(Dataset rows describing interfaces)
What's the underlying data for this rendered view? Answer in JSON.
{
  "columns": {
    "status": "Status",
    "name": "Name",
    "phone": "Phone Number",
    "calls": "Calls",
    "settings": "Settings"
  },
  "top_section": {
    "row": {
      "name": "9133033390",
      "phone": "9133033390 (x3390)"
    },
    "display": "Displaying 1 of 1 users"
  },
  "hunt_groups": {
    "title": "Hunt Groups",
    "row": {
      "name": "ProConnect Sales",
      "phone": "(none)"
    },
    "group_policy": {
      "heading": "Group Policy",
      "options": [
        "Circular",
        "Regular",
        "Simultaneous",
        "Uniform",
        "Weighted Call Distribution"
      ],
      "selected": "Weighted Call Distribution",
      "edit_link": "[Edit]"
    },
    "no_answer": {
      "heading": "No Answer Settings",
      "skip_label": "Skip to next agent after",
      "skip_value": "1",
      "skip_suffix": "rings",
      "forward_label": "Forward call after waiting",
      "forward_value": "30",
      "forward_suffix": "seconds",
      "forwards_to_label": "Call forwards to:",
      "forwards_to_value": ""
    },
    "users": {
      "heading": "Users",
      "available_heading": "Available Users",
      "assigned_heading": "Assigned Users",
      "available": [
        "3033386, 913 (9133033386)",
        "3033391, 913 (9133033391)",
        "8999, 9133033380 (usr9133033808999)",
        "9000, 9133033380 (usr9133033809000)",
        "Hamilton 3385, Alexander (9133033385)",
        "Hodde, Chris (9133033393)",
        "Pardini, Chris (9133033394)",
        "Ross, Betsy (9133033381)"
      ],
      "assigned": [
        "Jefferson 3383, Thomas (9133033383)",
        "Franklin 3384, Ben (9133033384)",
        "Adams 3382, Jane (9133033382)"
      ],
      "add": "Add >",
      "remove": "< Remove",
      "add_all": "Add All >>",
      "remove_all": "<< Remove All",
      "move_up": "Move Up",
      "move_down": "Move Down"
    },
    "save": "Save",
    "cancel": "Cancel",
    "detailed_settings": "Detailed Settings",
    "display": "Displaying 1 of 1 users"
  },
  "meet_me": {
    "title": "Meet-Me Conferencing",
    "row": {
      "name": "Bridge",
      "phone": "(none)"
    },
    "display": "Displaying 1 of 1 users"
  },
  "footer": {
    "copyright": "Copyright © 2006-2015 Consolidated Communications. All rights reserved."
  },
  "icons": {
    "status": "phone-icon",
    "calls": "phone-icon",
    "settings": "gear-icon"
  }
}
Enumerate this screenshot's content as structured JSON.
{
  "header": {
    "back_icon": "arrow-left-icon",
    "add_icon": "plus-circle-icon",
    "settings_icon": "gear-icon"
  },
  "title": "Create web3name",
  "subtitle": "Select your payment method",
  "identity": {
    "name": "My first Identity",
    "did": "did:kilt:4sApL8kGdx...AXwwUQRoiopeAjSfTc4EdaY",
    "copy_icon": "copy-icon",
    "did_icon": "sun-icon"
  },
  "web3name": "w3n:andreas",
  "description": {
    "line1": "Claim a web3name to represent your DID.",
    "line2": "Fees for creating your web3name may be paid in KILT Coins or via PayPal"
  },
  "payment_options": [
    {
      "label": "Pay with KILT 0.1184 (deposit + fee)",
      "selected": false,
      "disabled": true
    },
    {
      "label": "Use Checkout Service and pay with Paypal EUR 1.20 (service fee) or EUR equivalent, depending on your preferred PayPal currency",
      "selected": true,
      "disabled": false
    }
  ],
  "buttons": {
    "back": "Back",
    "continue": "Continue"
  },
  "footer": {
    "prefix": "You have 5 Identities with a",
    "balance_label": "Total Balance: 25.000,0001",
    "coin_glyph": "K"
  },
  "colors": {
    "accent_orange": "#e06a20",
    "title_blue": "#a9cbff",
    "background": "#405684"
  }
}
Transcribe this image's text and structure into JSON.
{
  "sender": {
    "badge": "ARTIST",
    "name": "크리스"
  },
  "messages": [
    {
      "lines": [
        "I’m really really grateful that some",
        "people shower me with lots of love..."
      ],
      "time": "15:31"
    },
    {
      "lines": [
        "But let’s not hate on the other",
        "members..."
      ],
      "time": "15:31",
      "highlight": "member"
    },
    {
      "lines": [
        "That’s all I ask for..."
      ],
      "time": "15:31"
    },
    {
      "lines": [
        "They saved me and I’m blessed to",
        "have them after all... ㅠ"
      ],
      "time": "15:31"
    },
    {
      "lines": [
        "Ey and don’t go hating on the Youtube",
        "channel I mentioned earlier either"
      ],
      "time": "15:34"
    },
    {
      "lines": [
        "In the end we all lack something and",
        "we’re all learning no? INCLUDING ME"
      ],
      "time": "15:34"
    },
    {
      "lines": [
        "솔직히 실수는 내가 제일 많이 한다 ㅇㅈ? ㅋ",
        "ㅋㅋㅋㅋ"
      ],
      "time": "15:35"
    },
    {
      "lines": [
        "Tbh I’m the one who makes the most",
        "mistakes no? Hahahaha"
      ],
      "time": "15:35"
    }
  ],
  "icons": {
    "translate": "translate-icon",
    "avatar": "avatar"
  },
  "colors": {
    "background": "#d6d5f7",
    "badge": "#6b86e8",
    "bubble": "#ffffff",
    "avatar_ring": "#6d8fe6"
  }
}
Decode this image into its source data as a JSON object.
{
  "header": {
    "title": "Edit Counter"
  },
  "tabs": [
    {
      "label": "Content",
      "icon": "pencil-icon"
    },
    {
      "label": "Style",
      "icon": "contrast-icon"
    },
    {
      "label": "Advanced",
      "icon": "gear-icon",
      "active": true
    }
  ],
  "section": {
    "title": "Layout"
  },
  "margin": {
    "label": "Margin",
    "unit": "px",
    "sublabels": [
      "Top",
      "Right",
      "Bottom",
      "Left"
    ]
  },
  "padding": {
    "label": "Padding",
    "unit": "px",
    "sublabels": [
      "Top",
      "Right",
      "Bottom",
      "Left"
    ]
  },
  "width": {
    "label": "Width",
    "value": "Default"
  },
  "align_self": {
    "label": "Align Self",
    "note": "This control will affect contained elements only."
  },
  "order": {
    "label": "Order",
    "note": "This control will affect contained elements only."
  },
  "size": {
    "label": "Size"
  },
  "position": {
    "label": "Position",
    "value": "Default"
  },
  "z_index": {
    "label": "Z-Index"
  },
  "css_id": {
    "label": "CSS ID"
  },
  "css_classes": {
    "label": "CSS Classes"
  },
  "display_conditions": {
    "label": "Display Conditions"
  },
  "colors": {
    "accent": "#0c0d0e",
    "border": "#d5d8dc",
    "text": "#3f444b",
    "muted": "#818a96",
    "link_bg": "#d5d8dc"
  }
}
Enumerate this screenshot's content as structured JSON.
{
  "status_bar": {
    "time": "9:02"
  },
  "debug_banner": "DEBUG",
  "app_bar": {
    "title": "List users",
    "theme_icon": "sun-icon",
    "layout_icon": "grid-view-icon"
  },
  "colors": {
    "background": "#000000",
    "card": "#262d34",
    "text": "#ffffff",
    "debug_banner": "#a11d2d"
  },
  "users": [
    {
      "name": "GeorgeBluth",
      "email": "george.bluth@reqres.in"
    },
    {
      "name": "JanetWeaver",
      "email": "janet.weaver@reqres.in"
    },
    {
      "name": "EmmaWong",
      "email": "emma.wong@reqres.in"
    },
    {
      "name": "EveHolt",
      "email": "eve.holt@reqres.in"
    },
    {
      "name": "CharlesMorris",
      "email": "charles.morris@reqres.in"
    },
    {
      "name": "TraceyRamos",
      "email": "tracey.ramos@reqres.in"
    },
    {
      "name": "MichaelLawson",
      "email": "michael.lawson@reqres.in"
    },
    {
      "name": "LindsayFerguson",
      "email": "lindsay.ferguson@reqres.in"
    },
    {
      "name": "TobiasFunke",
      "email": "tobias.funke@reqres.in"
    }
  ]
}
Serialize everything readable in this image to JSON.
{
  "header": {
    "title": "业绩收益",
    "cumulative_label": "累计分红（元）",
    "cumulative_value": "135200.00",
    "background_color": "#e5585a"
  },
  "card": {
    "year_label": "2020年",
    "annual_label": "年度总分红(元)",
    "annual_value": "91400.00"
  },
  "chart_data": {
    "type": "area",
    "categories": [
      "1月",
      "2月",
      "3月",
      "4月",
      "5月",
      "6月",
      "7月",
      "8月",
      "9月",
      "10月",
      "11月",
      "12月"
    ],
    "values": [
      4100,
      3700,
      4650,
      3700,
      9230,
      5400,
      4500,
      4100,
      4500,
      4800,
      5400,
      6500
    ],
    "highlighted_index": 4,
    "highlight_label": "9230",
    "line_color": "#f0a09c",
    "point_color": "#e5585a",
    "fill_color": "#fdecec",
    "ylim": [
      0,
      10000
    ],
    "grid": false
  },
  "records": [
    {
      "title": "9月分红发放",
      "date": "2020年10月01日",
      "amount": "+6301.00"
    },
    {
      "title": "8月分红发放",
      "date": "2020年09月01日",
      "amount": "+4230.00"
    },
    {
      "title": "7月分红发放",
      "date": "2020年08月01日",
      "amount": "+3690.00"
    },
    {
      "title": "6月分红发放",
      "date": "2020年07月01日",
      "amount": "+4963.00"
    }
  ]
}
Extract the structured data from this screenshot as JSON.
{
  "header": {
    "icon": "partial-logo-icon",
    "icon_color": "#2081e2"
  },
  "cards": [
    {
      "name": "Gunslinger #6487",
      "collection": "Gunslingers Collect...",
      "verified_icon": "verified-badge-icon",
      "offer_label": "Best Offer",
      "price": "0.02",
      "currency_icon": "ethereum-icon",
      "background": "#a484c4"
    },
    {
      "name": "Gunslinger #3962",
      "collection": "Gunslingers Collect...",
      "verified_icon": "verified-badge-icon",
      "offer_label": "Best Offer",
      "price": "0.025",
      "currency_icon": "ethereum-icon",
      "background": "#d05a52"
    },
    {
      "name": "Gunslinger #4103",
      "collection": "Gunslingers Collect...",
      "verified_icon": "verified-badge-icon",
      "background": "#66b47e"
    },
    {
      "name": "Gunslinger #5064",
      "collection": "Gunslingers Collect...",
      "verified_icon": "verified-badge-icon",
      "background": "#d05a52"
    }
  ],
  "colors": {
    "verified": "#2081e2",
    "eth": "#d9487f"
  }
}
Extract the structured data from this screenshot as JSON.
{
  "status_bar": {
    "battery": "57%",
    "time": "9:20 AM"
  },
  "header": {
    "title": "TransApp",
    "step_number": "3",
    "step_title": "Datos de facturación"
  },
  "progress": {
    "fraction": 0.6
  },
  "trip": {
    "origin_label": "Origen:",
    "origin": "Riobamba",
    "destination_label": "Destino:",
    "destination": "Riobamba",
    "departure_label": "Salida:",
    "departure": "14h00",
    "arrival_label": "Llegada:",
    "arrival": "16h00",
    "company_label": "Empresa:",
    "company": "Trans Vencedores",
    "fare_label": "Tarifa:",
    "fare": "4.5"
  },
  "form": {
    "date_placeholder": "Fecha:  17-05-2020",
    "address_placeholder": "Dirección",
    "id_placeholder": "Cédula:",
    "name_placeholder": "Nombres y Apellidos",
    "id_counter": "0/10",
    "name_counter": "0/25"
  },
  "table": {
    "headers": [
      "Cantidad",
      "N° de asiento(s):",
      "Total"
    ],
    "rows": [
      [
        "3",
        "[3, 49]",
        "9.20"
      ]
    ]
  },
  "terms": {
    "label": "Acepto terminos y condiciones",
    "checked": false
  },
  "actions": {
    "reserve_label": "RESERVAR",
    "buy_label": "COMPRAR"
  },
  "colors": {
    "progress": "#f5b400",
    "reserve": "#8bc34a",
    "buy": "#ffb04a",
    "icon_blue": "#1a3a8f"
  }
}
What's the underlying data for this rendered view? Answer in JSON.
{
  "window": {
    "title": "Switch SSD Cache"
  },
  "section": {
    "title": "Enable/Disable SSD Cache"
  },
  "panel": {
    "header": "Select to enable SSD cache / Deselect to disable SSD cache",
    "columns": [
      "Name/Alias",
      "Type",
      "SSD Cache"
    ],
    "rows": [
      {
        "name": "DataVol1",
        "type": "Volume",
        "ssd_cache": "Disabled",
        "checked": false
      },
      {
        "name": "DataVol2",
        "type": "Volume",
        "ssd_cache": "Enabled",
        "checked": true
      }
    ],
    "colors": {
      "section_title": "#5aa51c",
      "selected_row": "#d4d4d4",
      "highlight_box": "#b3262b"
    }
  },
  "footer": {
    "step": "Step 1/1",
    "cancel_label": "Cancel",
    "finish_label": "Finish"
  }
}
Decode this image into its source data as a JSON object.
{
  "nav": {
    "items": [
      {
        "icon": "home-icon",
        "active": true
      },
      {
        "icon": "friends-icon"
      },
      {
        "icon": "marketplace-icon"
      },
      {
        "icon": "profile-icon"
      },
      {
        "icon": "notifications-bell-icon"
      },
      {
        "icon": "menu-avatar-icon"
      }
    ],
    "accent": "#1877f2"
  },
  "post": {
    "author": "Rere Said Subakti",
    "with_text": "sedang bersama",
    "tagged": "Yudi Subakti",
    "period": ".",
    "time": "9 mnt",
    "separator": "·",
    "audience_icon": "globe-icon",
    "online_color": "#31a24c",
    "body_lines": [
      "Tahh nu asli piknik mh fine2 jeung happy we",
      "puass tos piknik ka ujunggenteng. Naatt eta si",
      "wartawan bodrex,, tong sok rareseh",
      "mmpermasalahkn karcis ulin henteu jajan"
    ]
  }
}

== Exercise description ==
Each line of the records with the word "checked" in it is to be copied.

== Exercise result ==
    "checked": false
        "checked": false
        "checked": true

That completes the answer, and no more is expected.